San Diego State’s new downtown San Diego art gallery opens April 9 in the historic Electra Building at the corner of Broadway and Kettner Boulevard.  Intended to serve as an exhibition space for contemporary art and design by artists from around the world, it debuts with an exhibition of three widely known contemporary artists who are all SDSU alumni.


The SDSU Downtown Gallery opens April 9.  Photo by Jim Brady
The SDSU Downtown Gallery’s inaugural exhibition, Divergence: The Work of John Baldessari, Deborah Butterfield, and Andrea Zittel, will reflect the artists’ different styles and generations within conceptual art.  The works on display range from Baldessari’s famous text paintings to Butterfield’s horse sculptures made of found materials to Zittel’s modernist furniture installations.

“We thought it would be nice to feature their art partly because they’re three of the most highly respected contemporary artists who are working today,” says gallery curator Catherine Gleason, “and also because it makes a very nice connection between the Downtown Gallery and the university. “

THE ARTISTS


The work 2010 Monty Award recipient Deborah Butterfield is part of the inaugural exhibit at the SDSU Downtown Gallery.
As for the artists, each says he or she took something away from southern California or, more specifically, from SDSU that continues to inform their work or perspectives.

Butterfield, a San Diego native who now lives in Montana, says she is pleased to be a part of the new gallery opening. “The idea that there’s a new contemporary gallery in San Diego is good news, so to be part of it is even nicer,” she observes.

A 2010 Monty Award recipient, Butterfield remembers a welding class she took at San Diego State that significantly enhanced her abilities.

“It’s a skill I still use today and it’s what made me feel unintimidated about making art,” she remembers. “I just felt like I could build whatever I had to build.  So that was really probably my most important class.”

Zittel (’88) is from Escondido.  In a magazine article, she described herself as “a total ‘product’ of the suburban southern California culture that I grew up in - critical of this ultra consumerist culture yet seduced by it.”


Andrea Zittel is one of three alumni artists whose work is featured in the inaugural exhibition at the SDSU Downtown Gallery.
Baldessari (’53, ’57), a 2009 winner of the Golden Lion Award for Lifetime Achievement from the Venice Biennale, was born in National City and attended San Diego State in the 1950s.

“I had some great instructors, but what I mainly learned there was you really have to have practicing artists teaching art,” he says of his time on Montezuma Mesa. “I am convinced that after teaching many years you can’t teach art, but provide an ambiance where art can happen.”

A BEAUTIFUL SPACE

Curator Gleason describes the new gallery as the perfect setting to exhibit the artists’ work.


John Baldessari ('53, '57) is one of three alumni artists whose work is featured in the inaugural exhibition at the SDSU Downtown Gallery.
“It’s a really beautiful space,” she says of the 2,000 square feet donated to the university by Bosa Development Corporation. “It has really tall ceilings and windows that face out onto Broadway.  It’s just a lovely space to show contemporary art.”
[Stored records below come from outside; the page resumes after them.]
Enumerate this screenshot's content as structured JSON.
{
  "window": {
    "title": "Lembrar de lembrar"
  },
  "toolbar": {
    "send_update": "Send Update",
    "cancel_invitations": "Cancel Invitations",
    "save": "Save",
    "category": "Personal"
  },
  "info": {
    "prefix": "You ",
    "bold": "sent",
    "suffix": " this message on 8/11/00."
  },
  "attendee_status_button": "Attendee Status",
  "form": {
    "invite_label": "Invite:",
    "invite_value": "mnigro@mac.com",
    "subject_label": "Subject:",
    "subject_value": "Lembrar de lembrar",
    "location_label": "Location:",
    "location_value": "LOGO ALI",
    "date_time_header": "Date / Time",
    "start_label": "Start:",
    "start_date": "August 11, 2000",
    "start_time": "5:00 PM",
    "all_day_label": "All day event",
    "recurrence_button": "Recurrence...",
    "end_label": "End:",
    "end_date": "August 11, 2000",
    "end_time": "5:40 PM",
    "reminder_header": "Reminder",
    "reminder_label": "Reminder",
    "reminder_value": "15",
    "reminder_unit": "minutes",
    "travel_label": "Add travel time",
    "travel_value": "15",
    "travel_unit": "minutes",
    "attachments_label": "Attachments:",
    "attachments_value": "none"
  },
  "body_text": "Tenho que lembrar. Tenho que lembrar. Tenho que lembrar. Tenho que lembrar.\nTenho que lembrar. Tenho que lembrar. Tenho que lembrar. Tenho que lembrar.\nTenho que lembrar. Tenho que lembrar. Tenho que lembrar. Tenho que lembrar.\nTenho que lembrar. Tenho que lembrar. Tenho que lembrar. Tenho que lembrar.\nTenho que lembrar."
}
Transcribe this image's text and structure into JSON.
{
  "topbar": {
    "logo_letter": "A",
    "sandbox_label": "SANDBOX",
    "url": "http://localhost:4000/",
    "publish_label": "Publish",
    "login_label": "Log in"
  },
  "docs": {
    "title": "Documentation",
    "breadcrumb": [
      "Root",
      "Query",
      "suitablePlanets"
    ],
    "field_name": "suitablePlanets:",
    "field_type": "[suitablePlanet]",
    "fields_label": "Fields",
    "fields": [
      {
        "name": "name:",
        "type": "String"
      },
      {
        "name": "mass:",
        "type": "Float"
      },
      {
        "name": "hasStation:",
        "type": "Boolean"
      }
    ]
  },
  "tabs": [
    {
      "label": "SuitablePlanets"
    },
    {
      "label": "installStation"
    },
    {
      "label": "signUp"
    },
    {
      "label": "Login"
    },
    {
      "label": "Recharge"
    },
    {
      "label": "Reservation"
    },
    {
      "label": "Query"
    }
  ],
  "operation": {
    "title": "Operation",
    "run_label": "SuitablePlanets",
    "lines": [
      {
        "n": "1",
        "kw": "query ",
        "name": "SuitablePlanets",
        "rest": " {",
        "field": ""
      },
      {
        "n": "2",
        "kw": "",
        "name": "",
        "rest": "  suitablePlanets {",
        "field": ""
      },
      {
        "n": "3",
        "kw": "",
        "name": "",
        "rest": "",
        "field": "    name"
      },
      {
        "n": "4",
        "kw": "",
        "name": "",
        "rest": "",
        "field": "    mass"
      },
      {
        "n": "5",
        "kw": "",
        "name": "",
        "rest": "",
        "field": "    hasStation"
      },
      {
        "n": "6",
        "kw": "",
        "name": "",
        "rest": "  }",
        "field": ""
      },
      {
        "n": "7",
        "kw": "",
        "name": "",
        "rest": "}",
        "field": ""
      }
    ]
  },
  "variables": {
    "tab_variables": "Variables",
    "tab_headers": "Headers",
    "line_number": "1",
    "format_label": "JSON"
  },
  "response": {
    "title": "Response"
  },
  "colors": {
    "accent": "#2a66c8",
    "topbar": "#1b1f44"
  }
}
Gleason says while the new gallery will make San Diego State art more accessible to the community, it will also tie SDSU into the existing downtown art scene while providing greater opportunities for SDSU students.
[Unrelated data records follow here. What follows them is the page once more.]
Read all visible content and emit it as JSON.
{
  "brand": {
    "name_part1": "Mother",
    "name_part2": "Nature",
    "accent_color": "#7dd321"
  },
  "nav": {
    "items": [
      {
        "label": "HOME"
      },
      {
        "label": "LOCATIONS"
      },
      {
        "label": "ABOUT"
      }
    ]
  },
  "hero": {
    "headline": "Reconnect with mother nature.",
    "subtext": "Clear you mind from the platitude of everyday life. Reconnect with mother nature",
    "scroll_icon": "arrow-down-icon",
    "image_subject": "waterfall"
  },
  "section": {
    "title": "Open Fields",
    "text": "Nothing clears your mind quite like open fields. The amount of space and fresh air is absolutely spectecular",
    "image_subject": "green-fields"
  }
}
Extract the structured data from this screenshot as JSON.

“Students who are taking courses in exhibition design and in curatorial practices on campus will have the opportunity to apply the knowledge they gain from those classes into a real-life experience of actually working in the gallery,” she explains. “That’s a really wonderful connection between the educational programs on campus and the programs at the gallery.”

The Divergence exhibition will be on view at the Downtown Gallery through January 3, 2011.  In addition to exhibition programming, the gallery will also provide a venue for lectures, symposia and a host of interdisciplinary events to add to the exhibitions on view.